I saw a mommy blogger post some data about her Pinterest account on her blog, stuff that indicated repins and likes by date, and I’d love to get the same sort of analytics for my own Pinterest account. How can I get Pinterest analytics?
Used to be that there wasn’t any way to do that other than go through your activity log and synthesize it manually, but thankfully there are now analytics on Pinterest for accounts. The catch? They’re only for business accounts, not regular Pinterest accounts.
Don’t panic, though, because if you have a verified Pinterest account [see: Verify your Website for Pinterest] you can switch over to a business profile with just a few mouseclicks. (as far as I know, you cannot accomplish this from the mobile app)
To get started, ensure you’re verified by looking for the little checkmark next to your URL on your Pinterest profile page. Once that’s good to go, you’ll want to open up this URL:
Why the analytics page? Because we’ll want to go back there once everything’s set up. For now, it looks like this:
On the top left notice the “Set up your account” link. Click on it to get started and you’ll be prompted to set up your account, but don’t click yet:
Now on the top right it says Already have an account? That’s what you want to do, convert your Pinterest account into a business account. Ready? Click on “Convert” and log in to your existing Pinterest account again:
Once you’ve correctly entered your password, congrats! You now have a business account, as you can see:
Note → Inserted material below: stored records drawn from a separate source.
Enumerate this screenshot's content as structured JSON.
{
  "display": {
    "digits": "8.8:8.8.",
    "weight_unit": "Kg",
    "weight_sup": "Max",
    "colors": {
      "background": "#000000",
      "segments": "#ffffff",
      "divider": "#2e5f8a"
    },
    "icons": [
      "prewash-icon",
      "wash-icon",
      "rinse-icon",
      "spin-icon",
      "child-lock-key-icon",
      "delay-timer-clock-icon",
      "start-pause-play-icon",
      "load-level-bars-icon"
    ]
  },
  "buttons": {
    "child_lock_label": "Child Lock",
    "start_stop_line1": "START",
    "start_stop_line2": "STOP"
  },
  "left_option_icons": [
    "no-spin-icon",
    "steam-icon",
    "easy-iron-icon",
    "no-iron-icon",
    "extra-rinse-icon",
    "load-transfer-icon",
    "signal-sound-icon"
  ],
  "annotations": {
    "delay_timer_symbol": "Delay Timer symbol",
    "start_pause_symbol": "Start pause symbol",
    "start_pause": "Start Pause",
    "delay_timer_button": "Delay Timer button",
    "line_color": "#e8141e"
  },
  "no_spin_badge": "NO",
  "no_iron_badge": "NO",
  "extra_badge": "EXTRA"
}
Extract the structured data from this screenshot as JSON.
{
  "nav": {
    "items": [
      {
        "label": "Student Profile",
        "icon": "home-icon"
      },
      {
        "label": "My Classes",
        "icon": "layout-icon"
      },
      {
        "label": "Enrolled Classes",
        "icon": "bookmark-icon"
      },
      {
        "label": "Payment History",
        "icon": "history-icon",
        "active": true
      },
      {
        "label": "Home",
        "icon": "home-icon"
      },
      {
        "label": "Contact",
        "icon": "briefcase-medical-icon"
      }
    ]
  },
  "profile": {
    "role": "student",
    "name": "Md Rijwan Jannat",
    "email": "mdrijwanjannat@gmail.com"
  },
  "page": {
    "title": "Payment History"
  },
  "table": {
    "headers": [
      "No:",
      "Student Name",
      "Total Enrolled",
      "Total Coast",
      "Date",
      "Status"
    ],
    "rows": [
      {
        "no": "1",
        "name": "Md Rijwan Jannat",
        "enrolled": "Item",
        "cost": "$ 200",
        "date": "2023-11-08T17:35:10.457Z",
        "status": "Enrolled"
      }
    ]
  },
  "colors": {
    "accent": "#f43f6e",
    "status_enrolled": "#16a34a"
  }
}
At this point I encourage you to travel down all three roads, “Start pinning”, “Drive traffic back” and “Grow your audience”.
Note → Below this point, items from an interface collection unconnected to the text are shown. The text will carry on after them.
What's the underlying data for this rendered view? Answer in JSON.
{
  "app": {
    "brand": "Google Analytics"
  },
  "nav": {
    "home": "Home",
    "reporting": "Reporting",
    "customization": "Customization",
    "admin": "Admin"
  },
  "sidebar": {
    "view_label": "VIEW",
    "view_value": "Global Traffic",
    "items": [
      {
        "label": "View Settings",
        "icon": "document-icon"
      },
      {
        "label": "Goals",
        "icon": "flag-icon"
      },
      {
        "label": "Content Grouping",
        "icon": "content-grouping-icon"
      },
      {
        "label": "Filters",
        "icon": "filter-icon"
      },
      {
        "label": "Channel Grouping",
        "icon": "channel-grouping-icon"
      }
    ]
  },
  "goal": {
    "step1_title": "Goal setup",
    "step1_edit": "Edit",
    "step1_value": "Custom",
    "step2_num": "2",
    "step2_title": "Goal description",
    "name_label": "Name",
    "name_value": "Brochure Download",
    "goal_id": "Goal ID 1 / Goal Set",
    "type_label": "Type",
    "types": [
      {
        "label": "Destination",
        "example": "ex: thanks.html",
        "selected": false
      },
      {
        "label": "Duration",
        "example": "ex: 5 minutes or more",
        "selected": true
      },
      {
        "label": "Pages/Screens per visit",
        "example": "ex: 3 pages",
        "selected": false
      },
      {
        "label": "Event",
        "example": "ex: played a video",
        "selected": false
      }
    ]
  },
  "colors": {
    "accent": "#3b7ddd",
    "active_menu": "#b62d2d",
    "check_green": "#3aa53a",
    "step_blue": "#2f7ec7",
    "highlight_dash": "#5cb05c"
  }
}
Ready to get into some Pinterest analytics? I know you are!
As part of the process you had to switch over to what Pinterest is currently calling “the new look” but will undoubtedly become the standard look soon enough. It has a new menu that has the key entry:
Yup. Click on “Analytics”.
You’ll see a lot of different graphs that show you information about how your Pinterest account is doing with your target audience. By default it’s activity within the last seven days, but you can adjust that.
I’m going to go through the graphs one by one here, but let’s start by noting that the top navbar now shows you some convenient shortcuts for getting around:
I’ve adjusted the date range on these graphs to view roughly three months of data by clicking on the date range box on the left side of the navbar.
First up, pins and pinners:
Since I’m not on Pinterest every day, I’m not surprised to see that many times there’s zero activity, but notice how on some days, like 2/22, I post something that catches people’s attention. That’s good to know, and it’s worth going back and seeing what that was so I can know to pin more content like that.
Next chart is repins and repinners, related to when people repin your content to add it to their own pinboards. That’s a tough one to crack as it takes more work than just a one-click “like”, but still, the results are interesting:
This shows that the material I’m putting on Pinterest isnt’ getting a lot of repins, but every so often something catches people’s attention and gets repinned 5, 10, or more times.
Finally, the graph that marketing people like, a visual indication of reach and impressions:
On this last graph, pay attention to the numbers on the left and notice that there are trend indicators too. If you’re working to get more engagement on Pinterest, then both of these numbers should be trending upwards week by week.
There’s more you can do with a Pinterest business profile, but I hope that gets you started with analytics. Now let’s see what you can do with it!
Oh, and please do follow my pinboards on Pinterest too. I’m d1taylor on Pinterest. Thanks!